┏━━
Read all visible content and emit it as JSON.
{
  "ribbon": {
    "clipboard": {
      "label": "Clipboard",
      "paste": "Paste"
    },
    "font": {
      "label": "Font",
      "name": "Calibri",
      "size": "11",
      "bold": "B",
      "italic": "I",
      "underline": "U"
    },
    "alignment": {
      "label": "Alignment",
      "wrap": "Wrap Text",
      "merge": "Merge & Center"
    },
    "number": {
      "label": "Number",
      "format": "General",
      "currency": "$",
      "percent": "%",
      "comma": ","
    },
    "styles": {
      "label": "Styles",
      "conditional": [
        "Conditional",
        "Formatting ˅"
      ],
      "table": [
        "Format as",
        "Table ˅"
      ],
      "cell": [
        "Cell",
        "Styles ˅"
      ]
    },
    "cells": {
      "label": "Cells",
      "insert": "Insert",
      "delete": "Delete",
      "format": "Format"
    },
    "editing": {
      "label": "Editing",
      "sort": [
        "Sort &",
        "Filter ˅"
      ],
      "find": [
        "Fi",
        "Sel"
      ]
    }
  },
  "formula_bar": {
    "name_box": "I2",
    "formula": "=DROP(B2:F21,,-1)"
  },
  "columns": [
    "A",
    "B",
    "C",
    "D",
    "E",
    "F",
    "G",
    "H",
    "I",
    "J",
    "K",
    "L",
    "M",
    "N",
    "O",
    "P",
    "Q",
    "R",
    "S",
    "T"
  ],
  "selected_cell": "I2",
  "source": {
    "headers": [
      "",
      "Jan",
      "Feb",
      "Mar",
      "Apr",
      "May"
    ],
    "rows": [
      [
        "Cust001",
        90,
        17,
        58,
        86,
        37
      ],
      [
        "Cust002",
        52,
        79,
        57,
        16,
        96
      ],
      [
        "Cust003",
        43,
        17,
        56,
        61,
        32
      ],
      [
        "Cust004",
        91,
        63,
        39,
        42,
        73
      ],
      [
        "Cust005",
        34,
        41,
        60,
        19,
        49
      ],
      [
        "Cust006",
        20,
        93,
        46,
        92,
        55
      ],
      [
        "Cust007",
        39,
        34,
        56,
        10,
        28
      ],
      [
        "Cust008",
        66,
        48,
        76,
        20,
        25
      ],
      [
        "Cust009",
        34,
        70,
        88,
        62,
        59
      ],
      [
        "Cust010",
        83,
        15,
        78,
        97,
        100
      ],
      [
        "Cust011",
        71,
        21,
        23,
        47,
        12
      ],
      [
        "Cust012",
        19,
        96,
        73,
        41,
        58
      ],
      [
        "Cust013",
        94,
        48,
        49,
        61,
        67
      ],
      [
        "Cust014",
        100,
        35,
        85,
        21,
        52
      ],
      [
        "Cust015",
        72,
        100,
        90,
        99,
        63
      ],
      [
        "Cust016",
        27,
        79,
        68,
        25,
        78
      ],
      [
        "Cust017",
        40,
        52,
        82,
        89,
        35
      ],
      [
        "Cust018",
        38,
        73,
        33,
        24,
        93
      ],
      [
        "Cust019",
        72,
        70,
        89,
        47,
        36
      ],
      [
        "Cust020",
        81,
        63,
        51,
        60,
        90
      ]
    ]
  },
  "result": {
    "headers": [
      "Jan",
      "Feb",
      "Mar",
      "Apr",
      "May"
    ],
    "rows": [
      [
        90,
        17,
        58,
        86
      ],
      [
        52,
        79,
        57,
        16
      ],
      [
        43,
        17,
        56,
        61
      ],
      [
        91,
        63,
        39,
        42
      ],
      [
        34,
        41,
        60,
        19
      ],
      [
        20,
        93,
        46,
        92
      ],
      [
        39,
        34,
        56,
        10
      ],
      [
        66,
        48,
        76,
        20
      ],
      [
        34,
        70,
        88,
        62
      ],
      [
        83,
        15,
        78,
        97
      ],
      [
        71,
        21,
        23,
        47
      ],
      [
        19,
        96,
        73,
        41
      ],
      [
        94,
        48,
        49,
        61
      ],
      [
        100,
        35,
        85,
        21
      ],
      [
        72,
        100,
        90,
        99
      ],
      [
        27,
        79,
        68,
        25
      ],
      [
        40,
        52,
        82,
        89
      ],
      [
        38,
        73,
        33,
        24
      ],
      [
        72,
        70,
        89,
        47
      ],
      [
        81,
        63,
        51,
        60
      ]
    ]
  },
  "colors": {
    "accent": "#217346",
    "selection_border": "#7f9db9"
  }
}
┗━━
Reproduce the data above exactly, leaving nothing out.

- **ANSWER TO THIS EXERCISE**
Read all visible content and emit it as JSON.
{
  "ribbon": {
    "clipboard": {
      "label": "Clipboard",
      "paste": "Paste"
    },
    "font": {
      "label": "Font",
      "name": "Calibri",
      "size": "11",
      "bold": "B",
      "italic": "I",
      "underline": "U"
    },
    "alignment": {
      "label": "Alignment",
      "wrap": "Wrap Text",
      "merge": "Merge & Center"
    },
    "number": {
      "label": "Number",
      "format": "General",
      "currency": "$",
      "percent": "%",
      "comma": ","
    },
    "styles": {
      "label": "Styles",
      "conditional": [
        "Conditional",
        "Formatting ˅"
      ],
      "table": [
        "Format as",
        "Table ˅"
      ],
      "cell": [
        "Cell",
        "Styles ˅"
      ]
    },
    "cells": {
      "label": "Cells",
      "insert": "Insert",
      "delete": "Delete",
      "format": "Format"
    },
    "editing": {
      "label": "Editing",
      "sort": [
        "Sort &",
        "Filter ˅"
      ],
      "find": [
        "Fi",
        "Sel"
      ]
    }
  },
  "formula_bar": {
    "name_box": "I2",
    "formula": "=DROP(B2:F21,,-1)"
  },
  "columns": [
    "A",
    "B",
    "C",
    "D",
    "E",
    "F",
    "G",
    "H",
    "I",
    "J",
    "K",
    "L",
    "M",
    "N",
    "O",
    "P",
    "Q",
    "R",
    "S",
    "T"
  ],
  "selected_cell": "I2",
  "source": {
    "headers": [
      "",
      "Jan",
      "Feb",
      "Mar",
      "Apr",
      "May"
    ],
    "rows": [
      [
        "Cust001",
        90,
        17,
        58,
        86,
        37
      ],
      [
        "Cust002",
        52,
        79,
        57,
        16,
        96
      ],
      [
        "Cust003",
        43,
        17,
        56,
        61,
        32
      ],
      [
        "Cust004",
        91,
        63,
        39,
        42,
        73
      ],
      [
        "Cust005",
        34,
        41,
        60,
        19,
        49
      ],
      [
        "Cust006",
        20,
        93,
        46,
        92,
        55
      ],
      [
        "Cust007",
        39,
        34,
        56,
        10,
        28
      ],
      [
        "Cust008",
        66,
        48,
        76,
        20,
        25
      ],
      [
        "Cust009",
        34,
        70,
        88,
        62,
        59
      ],
      [
        "Cust010",
        83,
        15,
        78,
        97,
        100
      ],
      [
        "Cust011",
        71,
        21,
        23,
        47,
        12
      ],
      [
        "Cust012",
        19,
        96,
        73,
        41,
        58
      ],
      [
        "Cust013",
        94,
        48,
        49,
        61,
        67
      ],
      [
        "Cust014",
        100,
        35,
        85,
        21,
        52
      ],
      [
        "Cust015",
        72,
        100,
        90,
        99,
        63
      ],
      [
        "Cust016",
        27,
        79,
        68,
        25,
        78
      ],
      [
        "Cust017",
        40,
        52,
        82,
        89,
        35
      ],
      [
        "Cust018",
        38,
        73,
        33,
        24,
        93
      ],
      [
        "Cust019",
        72,
        70,
        89,
        47,
        36
      ],
      [
        "Cust020",
        81,
        63,
        51,
        60,
        90
      ]
    ]
  },
  "result": {
    "headers": [
      "Jan",
      "Feb",
      "Mar",
      "Apr",
      "May"
    ],
    "rows": [
      [
        90,
        17,
        58,
        86
      ],
      [
        52,
        79,
        57,
        16
      ],
      [
        43,
        17,
        56,
        61
      ],
      [
        91,
        63,
        39,
        42
      ],
      [
        34,
        41,
        60,
        19
      ],
      [
        20,
        93,
        46,
        92
      ],
      [
        39,
        34,
        56,
        10
      ],
      [
        66,
        48,
        76,
        20
      ],
      [
        34,
        70,
        88,
        62
      ],
      [
        83,
        15,
        78,
        97
      ],
      [
        71,
        21,
        23,
        47
      ],
      [
        19,
        96,
        73,
        41
      ],
      [
        94,
        48,
        49,
        61
      ],
      [
        100,
        35,
        85,
        21
      ],
      [
        72,
        100,
        90,
        99
      ],
      [
        27,
        79,
        68,
        25
      ],
      [
        40,
        52,
        82,
        89
      ],
      [
        38,
        73,
        33,
        24
      ],
      [
        72,
        70,
        89,
        47
      ],
      [
        81,
        63,
        51,
        60
      ]
    ]
  },
  "colors": {
    "accent": "#217346",
    "selection_border": "#7f9db9"
  }
}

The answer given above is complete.